■ Assigned task: Output the entries as they appear, skipping images.

/---

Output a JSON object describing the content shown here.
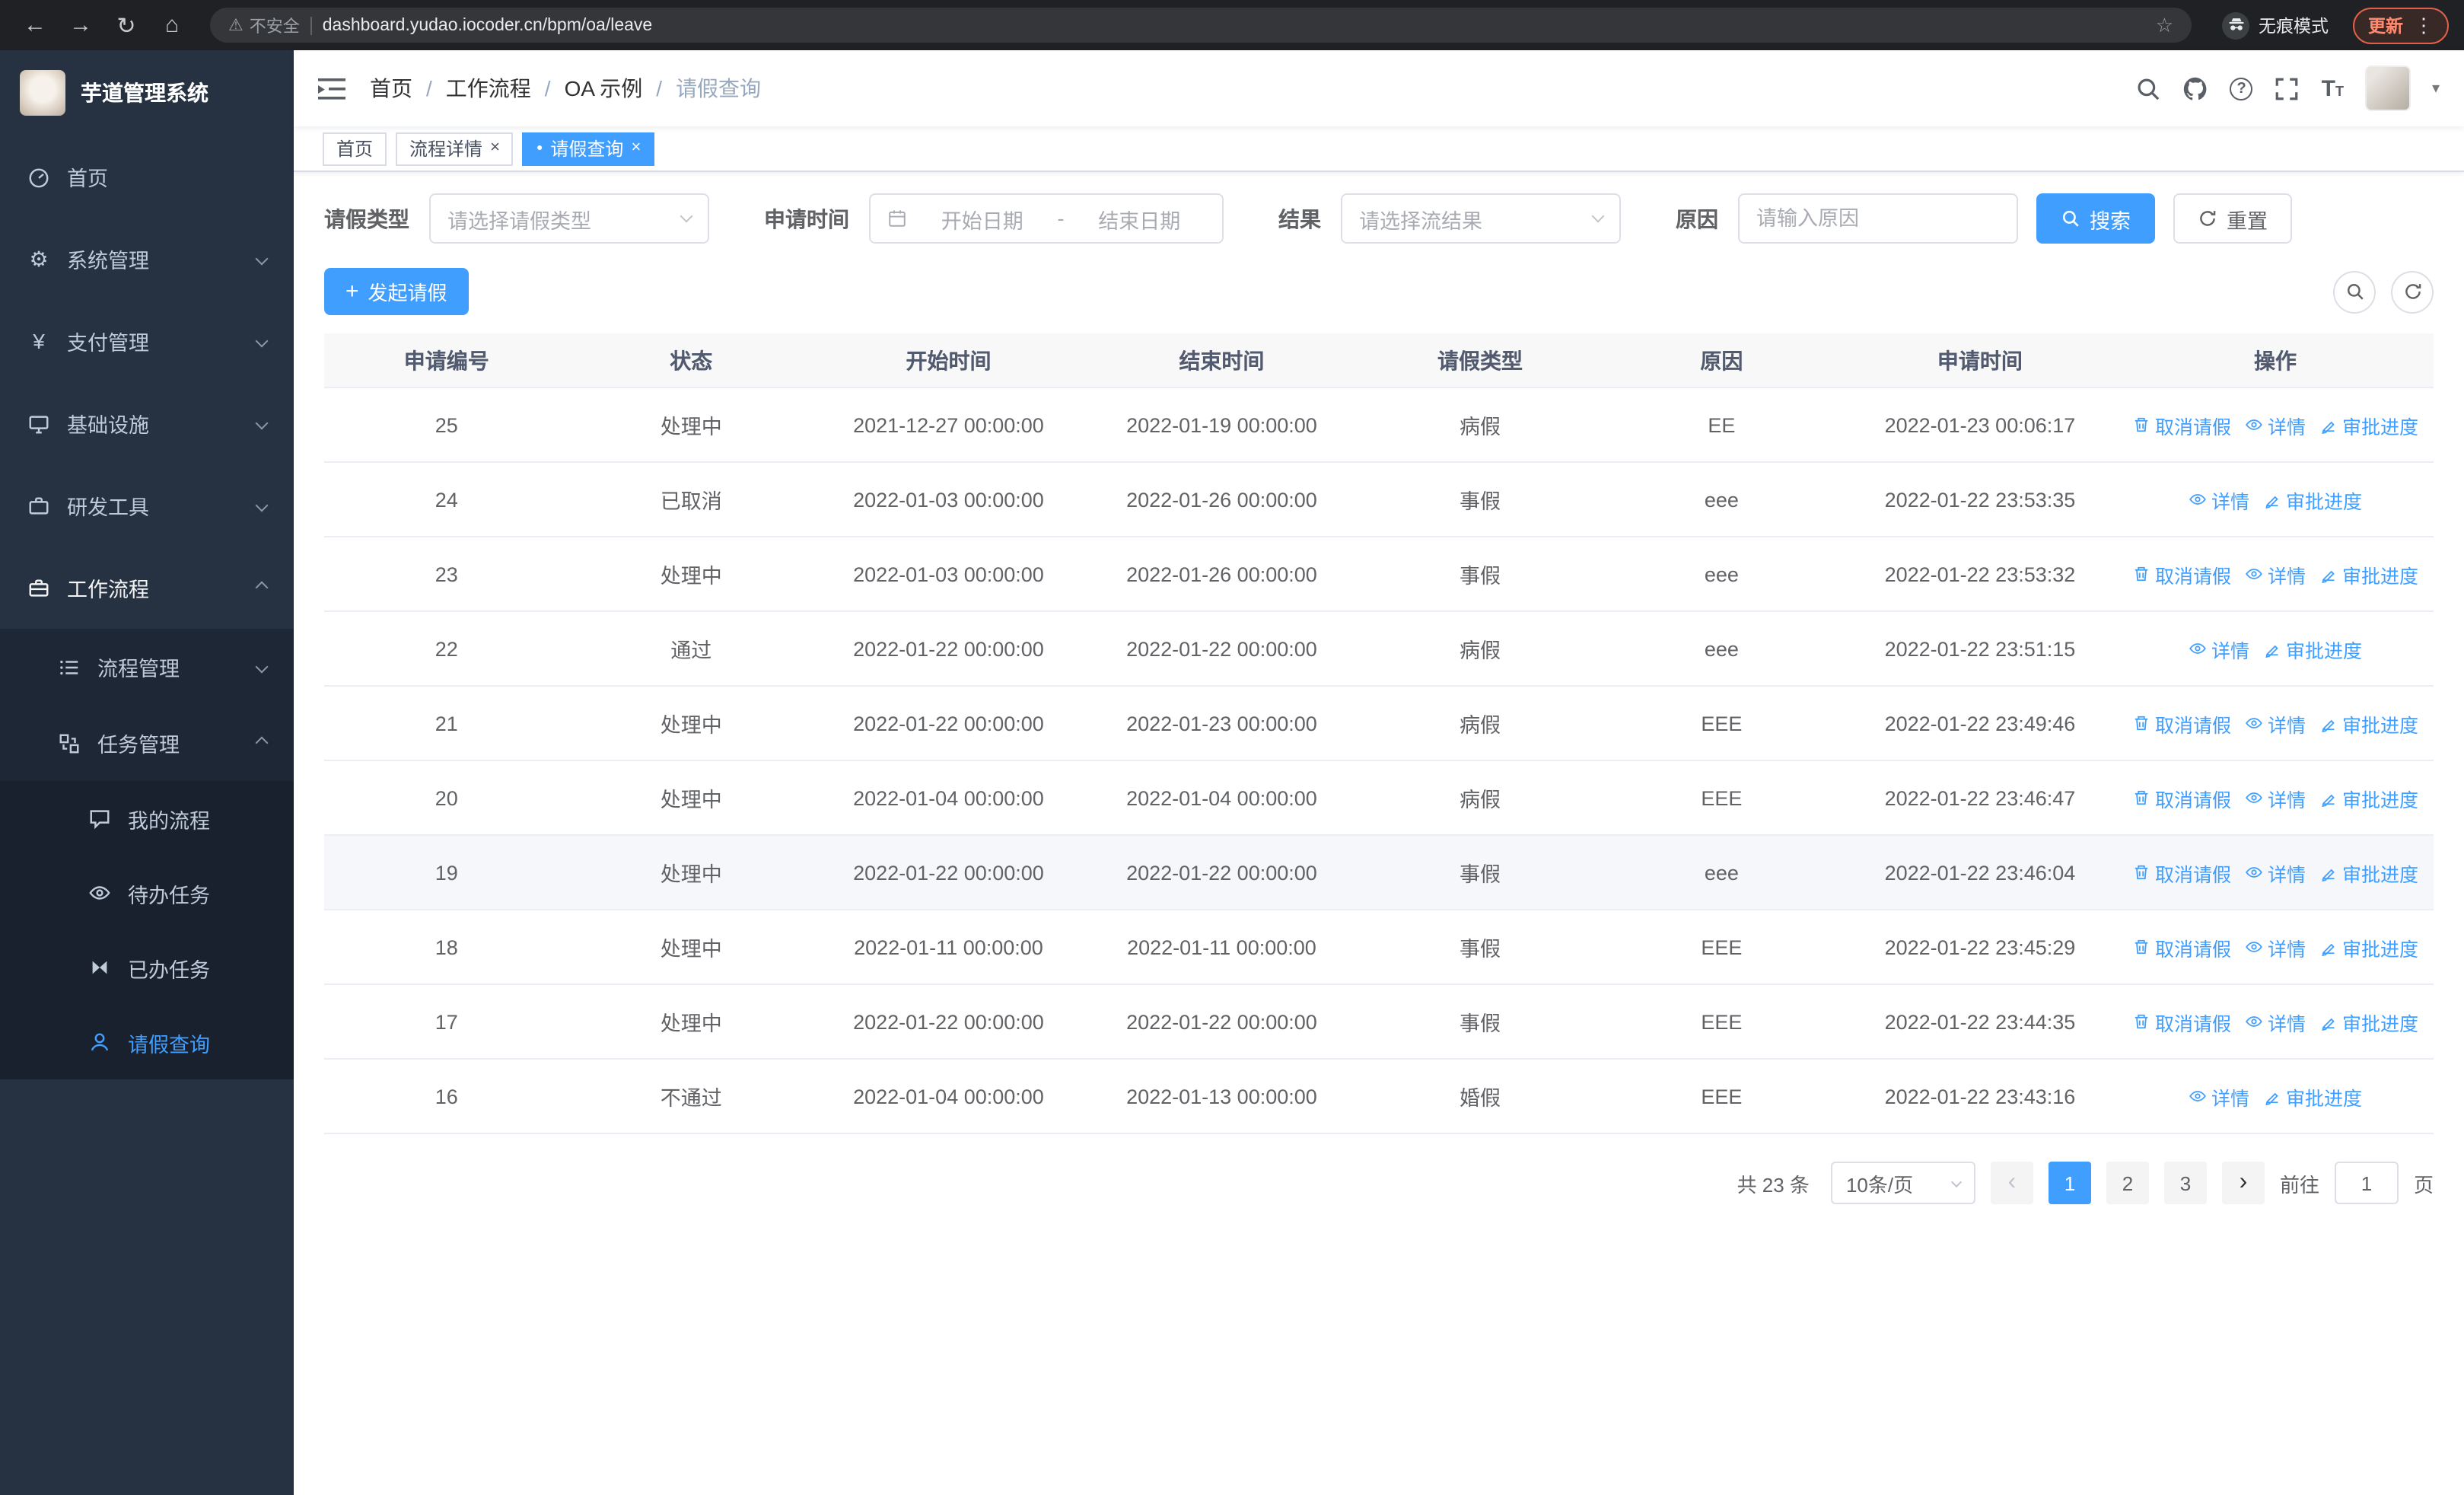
{
  "browser": {
    "security_label": "不安全",
    "url": "dashboard.yudao.iocoder.cn/bpm/oa/leave",
    "incognito_label": "无痕模式",
    "update_label": "更新"
  },
  "icons": {
    "back": "←",
    "forward": "→",
    "reload": "↻",
    "home": "⌂",
    "warning": "⚠",
    "star": "☆",
    "menu_dots": "⋮",
    "active_dot": "●",
    "close": "×",
    "plus": "+",
    "question": "?",
    "yen": "¥",
    "gear": "⚙",
    "caret_down": "▾",
    "chevron_left": "‹",
    "chevron_right": "›",
    "font_size_big": "T",
    "font_size_small": "T"
  },
  "sidebar": {
    "logo_title": "芋道管理系统",
    "home": "首页",
    "system": "系统管理",
    "payment": "支付管理",
    "infra": "基础设施",
    "devtools": "研发工具",
    "workflow": "工作流程",
    "process_mgmt": "流程管理",
    "task_mgmt": "任务管理",
    "my_process": "我的流程",
    "todo_tasks": "待办任务",
    "done_tasks": "已办任务",
    "leave_query": "请假查询"
  },
  "header": {
    "breadcrumb": [
      "首页",
      "工作流程",
      "OA 示例",
      "请假查询"
    ]
  },
  "tabs": {
    "home": "首页",
    "process_detail": "流程详情",
    "leave_query": "请假查询"
  },
  "filters": {
    "leave_type_label": "请假类型",
    "leave_type_placeholder": "请选择请假类型",
    "apply_time_label": "申请时间",
    "start_date_placeholder": "开始日期",
    "date_separator": "-",
    "end_date_placeholder": "结束日期",
    "result_label": "结果",
    "result_placeholder": "请选择流结果",
    "reason_label": "原因",
    "reason_placeholder": "请输入原因",
    "search_button": "搜索",
    "reset_button": "重置"
  },
  "toolbar": {
    "create_button": "发起请假"
  },
  "table": {
    "columns": [
      "申请编号",
      "状态",
      "开始时间",
      "结束时间",
      "请假类型",
      "原因",
      "申请时间",
      "操作"
    ],
    "actions": {
      "cancel": "取消请假",
      "detail": "详情",
      "progress": "审批进度"
    },
    "rows": [
      {
        "id": "25",
        "status": "处理中",
        "start": "2021-12-27 00:00:00",
        "end": "2022-01-19 00:00:00",
        "type": "病假",
        "reason": "EE",
        "apply_time": "2022-01-23 00:06:17",
        "cancelable": true,
        "highlighted": false
      },
      {
        "id": "24",
        "status": "已取消",
        "start": "2022-01-03 00:00:00",
        "end": "2022-01-26 00:00:00",
        "type": "事假",
        "reason": "eee",
        "apply_time": "2022-01-22 23:53:35",
        "cancelable": false,
        "highlighted": false
      },
      {
        "id": "23",
        "status": "处理中",
        "start": "2022-01-03 00:00:00",
        "end": "2022-01-26 00:00:00",
        "type": "事假",
        "reason": "eee",
        "apply_time": "2022-01-22 23:53:32",
        "cancelable": true,
        "highlighted": false
      },
      {
        "id": "22",
        "status": "通过",
        "start": "2022-01-22 00:00:00",
        "end": "2022-01-22 00:00:00",
        "type": "病假",
        "reason": "eee",
        "apply_time": "2022-01-22 23:51:15",
        "cancelable": false,
        "highlighted": false
      },
      {
        "id": "21",
        "status": "处理中",
        "start": "2022-01-22 00:00:00",
        "end": "2022-01-23 00:00:00",
        "type": "病假",
        "reason": "EEE",
        "apply_time": "2022-01-22 23:49:46",
        "cancelable": true,
        "highlighted": false
      },
      {
        "id": "20",
        "status": "处理中",
        "start": "2022-01-04 00:00:00",
        "end": "2022-01-04 00:00:00",
        "type": "病假",
        "reason": "EEE",
        "apply_time": "2022-01-22 23:46:47",
        "cancelable": true,
        "highlighted": false
      },
      {
        "id": "19",
        "status": "处理中",
        "start": "2022-01-22 00:00:00",
        "end": "2022-01-22 00:00:00",
        "type": "事假",
        "reason": "eee",
        "apply_time": "2022-01-22 23:46:04",
        "cancelable": true,
        "highlighted": true
      },
      {
        "id": "18",
        "status": "处理中",
        "start": "2022-01-11 00:00:00",
        "end": "2022-01-11 00:00:00",
        "type": "事假",
        "reason": "EEE",
        "apply_time": "2022-01-22 23:45:29",
        "cancelable": true,
        "highlighted": false
      },
      {
        "id": "17",
        "status": "处理中",
        "start": "2022-01-22 00:00:00",
        "end": "2022-01-22 00:00:00",
        "type": "事假",
        "reason": "EEE",
        "apply_time": "2022-01-22 23:44:35",
        "cancelable": true,
        "highlighted": false
      },
      {
        "id": "16",
        "status": "不通过",
        "start": "2022-01-04 00:00:00",
        "end": "2022-01-13 00:00:00",
        "type": "婚假",
        "reason": "EEE",
        "apply_time": "2022-01-22 23:43:16",
        "cancelable": false,
        "highlighted": false
      }
    ]
  },
  "pagination": {
    "total_label": "共 23 条",
    "page_size": "10条/页",
    "pages": [
      "1",
      "2",
      "3"
    ],
    "active_page": "1",
    "goto_label": "前往",
    "goto_value": "1",
    "page_label": "页"
  },
  "colors": {
    "primary": "#409eff",
    "sidebar_bg": "#263242",
    "chrome_bg": "#202124"
  }
}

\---

■ Expected answer:
Output a JSON object describing the content shown here.
{
  "browser": {
    "security_label": "不安全",
    "url": "dashboard.yudao.iocoder.cn/bpm/oa/leave",
    "incognito_label": "无痕模式",
    "update_label": "更新"
  },
  "icons": {
    "back": "←",
    "forward": "→",
    "reload": "↻",
    "home": "⌂",
    "warning": "⚠",
    "star": "☆",
    "menu_dots": "⋮",
    "active_dot": "●",
    "close": "×",
    "plus": "+",
    "question": "?",
    "yen": "¥",
    "gear": "⚙",
    "caret_down": "▾",
    "chevron_left": "‹",
    "chevron_right": "›",
    "font_size_big": "T",
    "font_size_small": "T"
  },
  "sidebar": {
    "logo_title": "芋道管理系统",
    "home": "首页",
    "system": "系统管理",
    "payment": "支付管理",
    "infra": "基础设施",
    "devtools": "研发工具",
    "workflow": "工作流程",
    "process_mgmt": "流程管理",
    "task_mgmt": "任务管理",
    "my_process": "我的流程",
    "todo_tasks": "待办任务",
    "done_tasks": "已办任务",
    "leave_query": "请假查询"
  },
  "header": {
    "breadcrumb": [
      "首页",
      "工作流程",
      "OA 示例",
      "请假查询"
    ]
  },
  "tabs": {
    "home": "首页",
    "process_detail": "流程详情",
    "leave_query": "请假查询"
  },
  "filters": {
    "leave_type_label": "请假类型",
    "leave_type_placeholder": "请选择请假类型",
    "apply_time_label": "申请时间",
    "start_date_placeholder": "开始日期",
    "date_separator": "-",
    "end_date_placeholder": "结束日期",
    "result_label": "结果",
    "result_placeholder": "请选择流结果",
    "reason_label": "原因",
    "reason_placeholder": "请输入原因",
    "search_button": "搜索",
    "reset_button": "重置"
  },
  "toolbar": {
    "create_button": "发起请假"
  },
  "table": {
    "columns": [
      "申请编号",
      "状态",
      "开始时间",
      "结束时间",
      "请假类型",
      "原因",
      "申请时间",
      "操作"
    ],
    "actions": {
      "cancel": "取消请假",
      "detail": "详情",
      "progress": "审批进度"
    },
    "rows": [
      {
        "id": "25",
        "status": "处理中",
        "start": "2021-12-27 00:00:00",
        "end": "2022-01-19 00:00:00",
        "type": "病假",
        "reason": "EE",
        "apply_time": "2022-01-23 00:06:17",
        "cancelable": true,
        "highlighted": false
      },
      {
        "id": "24",
        "status": "已取消",
        "start": "2022-01-03 00:00:00",
        "end": "2022-01-26 00:00:00",
        "type": "事假",
        "reason": "eee",
        "apply_time": "2022-01-22 23:53:35",
        "cancelable": false,
        "highlighted": false
      },
      {
        "id": "23",
        "status": "处理中",
        "start": "2022-01-03 00:00:00",
        "end": "2022-01-26 00:00:00",
        "type": "事假",
        "reason": "eee",
        "apply_time": "2022-01-22 23:53:32",
        "cancelable": true,
        "highlighted": false
      },
      {
        "id": "22",
        "status": "通过",
        "start": "2022-01-22 00:00:00",
        "end": "2022-01-22 00:00:00",
        "type": "病假",
        "reason": "eee",
        "apply_time": "2022-01-22 23:51:15",
        "cancelable": false,
        "highlighted": false
      },
      {
        "id": "21",
        "status": "处理中",
        "start": "2022-01-22 00:00:00",
        "end": "2022-01-23 00:00:00",
        "type": "病假",
        "reason": "EEE",
        "apply_time": "2022-01-22 23:49:46",
        "cancelable": true,
        "highlighted": false
      },
      {
        "id": "20",
        "status": "处理中",
        "start": "2022-01-04 00:00:00",
        "end": "2022-01-04 00:00:00",
        "type": "病假",
        "reason": "EEE",
        "apply_time": "2022-01-22 23:46:47",
        "cancelable": true,
        "highlighted": false
      },
      {
        "id": "19",
        "status": "处理中",
        "start": "2022-01-22 00:00:00",
        "end": "2022-01-22 00:00:00",
        "type": "事假",
        "reason": "eee",
        "apply_time": "2022-01-22 23:46:04",
        "cancelable": true,
        "highlighted": true
      },
      {
        "id": "18",
        "status": "处理中",
        "start": "2022-01-11 00:00:00",
        "end": "2022-01-11 00:00:00",
        "type": "事假",
        "reason": "EEE",
        "apply_time": "2022-01-22 23:45:29",
        "cancelable": true,
        "highlighted": false
      },
      {
        "id": "17",
        "status": "处理中",
        "start": "2022-01-22 00:00:00",
        "end": "2022-01-22 00:00:00",
        "type": "事假",
        "reason": "EEE",
        "apply_time": "2022-01-22 23:44:35",
        "cancelable": true,
        "highlighted": false
      },
      {
        "id": "16",
        "status": "不通过",
        "start": "2022-01-04 00:00:00",
        "end": "2022-01-13 00:00:00",
        "type": "婚假",
        "reason": "EEE",
        "apply_time": "2022-01-22 23:43:16",
        "cancelable": false,
        "highlighted": false
      }
    ]
  },
  "pagination": {
    "total_label": "共 23 条",
    "page_size": "10条/页",
    "pages": [
      "1",
      "2",
      "3"
    ],
    "active_page": "1",
    "goto_label": "前往",
    "goto_value": "1",
    "page_label": "页"
  },
  "colors": {
    "primary": "#409eff",
    "sidebar_bg": "#263242",
    "chrome_bg": "#202124"
  }
}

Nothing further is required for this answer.